> **Aim of the task**: Each record is to be given again precisely as written.

> **Data to process**:
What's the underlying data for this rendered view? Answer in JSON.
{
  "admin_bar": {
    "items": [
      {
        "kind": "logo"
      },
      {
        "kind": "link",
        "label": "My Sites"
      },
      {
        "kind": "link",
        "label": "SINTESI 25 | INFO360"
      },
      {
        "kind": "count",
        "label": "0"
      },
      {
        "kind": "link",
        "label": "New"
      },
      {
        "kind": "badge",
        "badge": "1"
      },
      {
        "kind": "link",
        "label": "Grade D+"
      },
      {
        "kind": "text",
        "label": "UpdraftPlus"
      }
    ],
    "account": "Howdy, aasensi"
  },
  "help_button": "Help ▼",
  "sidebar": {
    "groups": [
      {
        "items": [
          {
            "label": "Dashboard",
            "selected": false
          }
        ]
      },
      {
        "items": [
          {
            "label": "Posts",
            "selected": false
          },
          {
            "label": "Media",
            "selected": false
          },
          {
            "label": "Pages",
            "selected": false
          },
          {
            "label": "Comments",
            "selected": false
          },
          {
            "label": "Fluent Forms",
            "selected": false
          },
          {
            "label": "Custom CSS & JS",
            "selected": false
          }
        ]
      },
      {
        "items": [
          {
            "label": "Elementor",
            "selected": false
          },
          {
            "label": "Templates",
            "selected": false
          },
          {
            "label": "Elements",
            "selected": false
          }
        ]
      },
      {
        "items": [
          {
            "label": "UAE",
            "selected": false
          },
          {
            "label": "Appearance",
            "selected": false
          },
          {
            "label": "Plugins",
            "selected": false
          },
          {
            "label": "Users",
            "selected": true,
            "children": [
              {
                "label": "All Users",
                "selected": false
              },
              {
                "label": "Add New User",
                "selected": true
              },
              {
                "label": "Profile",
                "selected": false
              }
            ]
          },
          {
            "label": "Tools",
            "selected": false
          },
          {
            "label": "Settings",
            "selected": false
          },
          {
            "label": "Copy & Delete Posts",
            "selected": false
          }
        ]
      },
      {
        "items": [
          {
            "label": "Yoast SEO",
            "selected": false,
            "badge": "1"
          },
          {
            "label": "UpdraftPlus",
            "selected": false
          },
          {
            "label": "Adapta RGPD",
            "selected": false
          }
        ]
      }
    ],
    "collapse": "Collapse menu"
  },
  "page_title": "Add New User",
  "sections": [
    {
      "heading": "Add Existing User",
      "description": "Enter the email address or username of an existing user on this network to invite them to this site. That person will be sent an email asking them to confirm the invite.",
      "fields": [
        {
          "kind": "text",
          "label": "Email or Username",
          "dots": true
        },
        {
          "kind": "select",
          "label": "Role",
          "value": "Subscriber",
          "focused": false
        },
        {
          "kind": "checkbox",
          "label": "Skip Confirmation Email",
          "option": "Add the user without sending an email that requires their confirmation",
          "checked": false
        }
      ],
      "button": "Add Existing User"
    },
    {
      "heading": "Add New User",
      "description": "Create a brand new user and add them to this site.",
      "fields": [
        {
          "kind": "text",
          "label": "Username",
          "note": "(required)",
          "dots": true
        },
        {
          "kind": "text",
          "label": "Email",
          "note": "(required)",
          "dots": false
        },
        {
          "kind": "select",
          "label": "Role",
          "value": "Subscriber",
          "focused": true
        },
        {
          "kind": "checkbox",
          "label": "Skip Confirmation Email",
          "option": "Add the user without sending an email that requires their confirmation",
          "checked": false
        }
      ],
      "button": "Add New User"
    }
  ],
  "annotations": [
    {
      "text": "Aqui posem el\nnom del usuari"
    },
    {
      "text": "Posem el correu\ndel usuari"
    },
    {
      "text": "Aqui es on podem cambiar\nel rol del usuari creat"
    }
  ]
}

> **Response**:
What's the underlying data for this rendered view? Answer in JSON.
{
  "admin_bar": {
    "items": [
      {
        "kind": "logo"
      },
      {
        "kind": "link",
        "label": "My Sites"
      },
      {
        "kind": "link",
        "label": "SINTESI 25 | INFO360"
      },
      {
        "kind": "count",
        "label": "0"
      },
      {
        "kind": "link",
        "label": "New"
      },
      {
        "kind": "badge",
        "badge": "1"
      },
      {
        "kind": "link",
        "label": "Grade D+"
      },
      {
        "kind": "text",
        "label": "UpdraftPlus"
      }
    ],
    "account": "Howdy, aasensi"
  },
  "help_button": "Help ▼",
  "sidebar": {
    "groups": [
      {
        "items": [
          {
            "label": "Dashboard",
            "selected": false
          }
        ]
      },
      {
        "items": [
          {
            "label": "Posts",
            "selected": false
          },
          {
            "label": "Media",
            "selected": false
          },
          {
            "label": "Pages",
            "selected": false
          },
          {
            "label": "Comments",
            "selected": false
          },
          {
            "label": "Fluent Forms",
            "selected": false
          },
          {
            "label": "Custom CSS & JS",
            "selected": false
          }
        ]
      },
      {
        "items": [
          {
            "label": "Elementor",
            "selected": false
          },
          {
            "label": "Templates",
            "selected": false
          },
          {
            "label": "Elements",
            "selected": false
          }
        ]
      },
      {
        "items": [
          {
            "label": "UAE",
            "selected": false
          },
          {
            "label": "Appearance",
            "selected": false
          },
          {
            "label": "Plugins",
            "selected": false
          },
          {
            "label": "Users",
            "selected": true,
            "children": [
              {
                "label": "All Users",
                "selected": false
              },
              {
                "label": "Add New User",
                "selected": true
              },
              {
                "label": "Profile",
                "selected": false
              }
            ]
          },
          {
            "label": "Tools",
            "selected": false
          },
          {
            "label": "Settings",
            "selected": false
          },
          {
            "label": "Copy & Delete Posts",
            "selected": false
          }
        ]
      },
      {
        "items": [
          {
            "label": "Yoast SEO",
            "selected": false,
            "badge": "1"
          },
          {
            "label": "UpdraftPlus",
            "selected": false
          },
          {
            "label": "Adapta RGPD",
            "selected": false
          }
        ]
      }
    ],
    "collapse": "Collapse menu"
  },
  "page_title": "Add New User",
  "sections": [
    {
      "heading": "Add Existing User",
      "description": "Enter the email address or username of an existing user on this network to invite them to this site. That person will be sent an email asking them to confirm the invite.",
      "fields": [
        {
          "kind": "text",
          "label": "Email or Username",
          "dots": true
        },
        {
          "kind": "select",
          "label": "Role",
          "value": "Subscriber",
          "focused": false
        },
        {
          "kind": "checkbox",
          "label": "Skip Confirmation Email",
          "option": "Add the user without sending an email that requires their confirmation",
          "checked": false
        }
      ],
      "button": "Add Existing User"
    },
    {
      "heading": "Add New User",
      "description": "Create a brand new user and add them to this site.",
      "fields": [
        {
          "kind": "text",
          "label": "Username",
          "note": "(required)",
          "dots": true
        },
        {
          "kind": "text",
          "label": "Email",
          "note": "(required)",
          "dots": false
        },
        {
          "kind": "select",
          "label": "Role",
          "value": "Subscriber",
          "focused": true
        },
        {
          "kind": "checkbox",
          "label": "Skip Confirmation Email",
          "option": "Add the user without sending an email that requires their confirmation",
          "checked": false
        }
      ],
      "button": "Add New User"
    }
  ],
  "annotations": [
    {
      "text": "Aqui posem el\nnom del usuari"
    },
    {
      "text": "Posem el correu\ndel usuari"
    },
    {
      "text": "Aqui es on podem cambiar\nel rol del usuari creat"
    }
  ]
}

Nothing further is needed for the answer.